[Stored dataset items]
=====

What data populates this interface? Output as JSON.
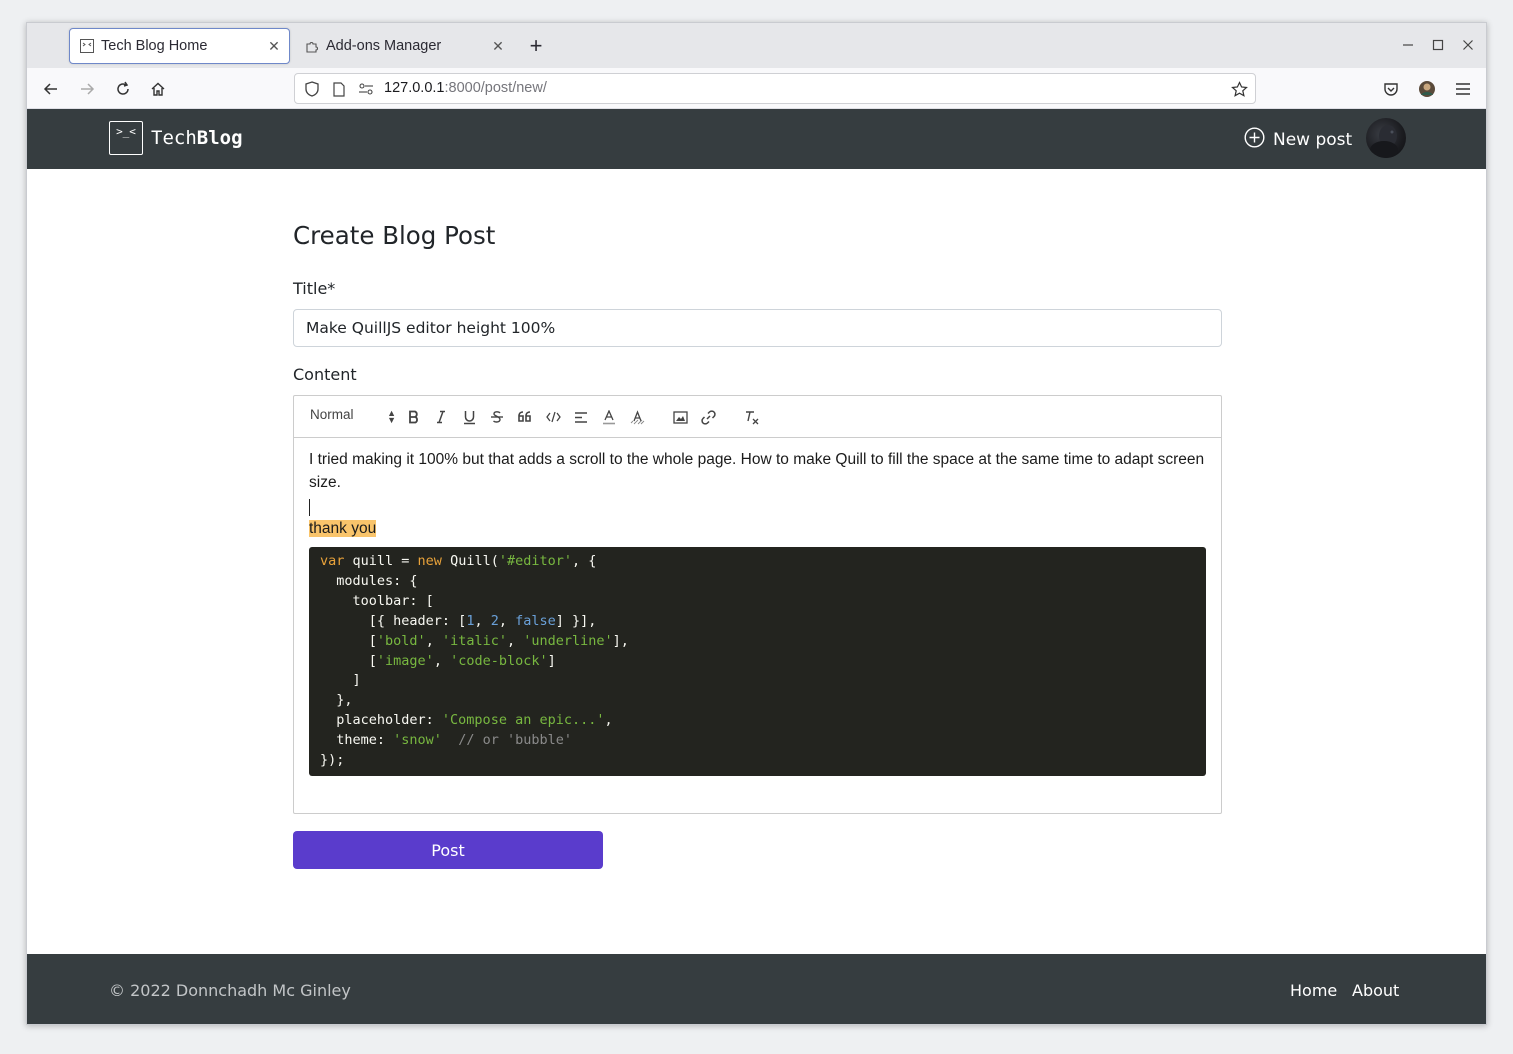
{
  "browser": {
    "tabs": [
      {
        "label": "Tech Blog Home",
        "active": true,
        "icon": "terminal-favicon-icon"
      },
      {
        "label": "Add-ons Manager",
        "active": false,
        "icon": "puzzle-icon"
      }
    ],
    "url_host": "127.0.0.1",
    "url_rest": ":8000/post/new/"
  },
  "site": {
    "logo_text": ">_<",
    "brand_prefix": "Tech",
    "brand_suffix": "Blog",
    "new_post_label": "New post"
  },
  "form": {
    "heading": "Create Blog Post",
    "title_label": "Title*",
    "title_value": "Make QuillJS editor height 100%",
    "content_label": "Content",
    "header_select": "Normal",
    "submit_label": "Post"
  },
  "editor": {
    "paragraph": "I tried making it 100% but that adds a scroll to the whole page. How to make Quill to fill the space at the same time to adapt screen size.",
    "highlighted": "thank you",
    "code_lines": [
      "var quill = new Quill('#editor', {",
      "  modules: {",
      "    toolbar: [",
      "      [{ header: [1, 2, false] }],",
      "      ['bold', 'italic', 'underline'],",
      "      ['image', 'code-block']",
      "    ]",
      "  },",
      "  placeholder: 'Compose an epic...',",
      "  theme: 'snow'  // or 'bubble'",
      "});"
    ]
  },
  "footer": {
    "copyright": "© 2022 Donnchadh Mc Ginley",
    "links": [
      "Home",
      "About"
    ]
  },
  "colors": {
    "header_bg": "#363d40",
    "accent": "#5a3ccc",
    "code_bg": "#23241f",
    "highlight": "#f9c46b"
  }
}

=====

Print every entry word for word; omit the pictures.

What data populates this interface? Output as JSON.
{
  "browser": {
    "tabs": [
      {
        "label": "Tech Blog Home",
        "active": true,
        "icon": "terminal-favicon-icon"
      },
      {
        "label": "Add-ons Manager",
        "active": false,
        "icon": "puzzle-icon"
      }
    ],
    "url_host": "127.0.0.1",
    "url_rest": ":8000/post/new/"
  },
  "site": {
    "logo_text": ">_<",
    "brand_prefix": "Tech",
    "brand_suffix": "Blog",
    "new_post_label": "New post"
  },
  "form": {
    "heading": "Create Blog Post",
    "title_label": "Title*",
    "title_value": "Make QuillJS editor height 100%",
    "content_label": "Content",
    "header_select": "Normal",
    "submit_label": "Post"
  },
  "editor": {
    "paragraph": "I tried making it 100% but that adds a scroll to the whole page. How to make Quill to fill the space at the same time to adapt screen size.",
    "highlighted": "thank you",
    "code_lines": [
      "var quill = new Quill('#editor', {",
      "  modules: {",
      "    toolbar: [",
      "      [{ header: [1, 2, false] }],",
      "      ['bold', 'italic', 'underline'],",
      "      ['image', 'code-block']",
      "    ]",
      "  },",
      "  placeholder: 'Compose an epic...',",
      "  theme: 'snow'  // or 'bubble'",
      "});"
    ]
  },
  "footer": {
    "copyright": "© 2022 Donnchadh Mc Ginley",
    "links": [
      "Home",
      "About"
    ]
  },
  "colors": {
    "header_bg": "#363d40",
    "accent": "#5a3ccc",
    "code_bg": "#23241f",
    "highlight": "#f9c46b"
  }
}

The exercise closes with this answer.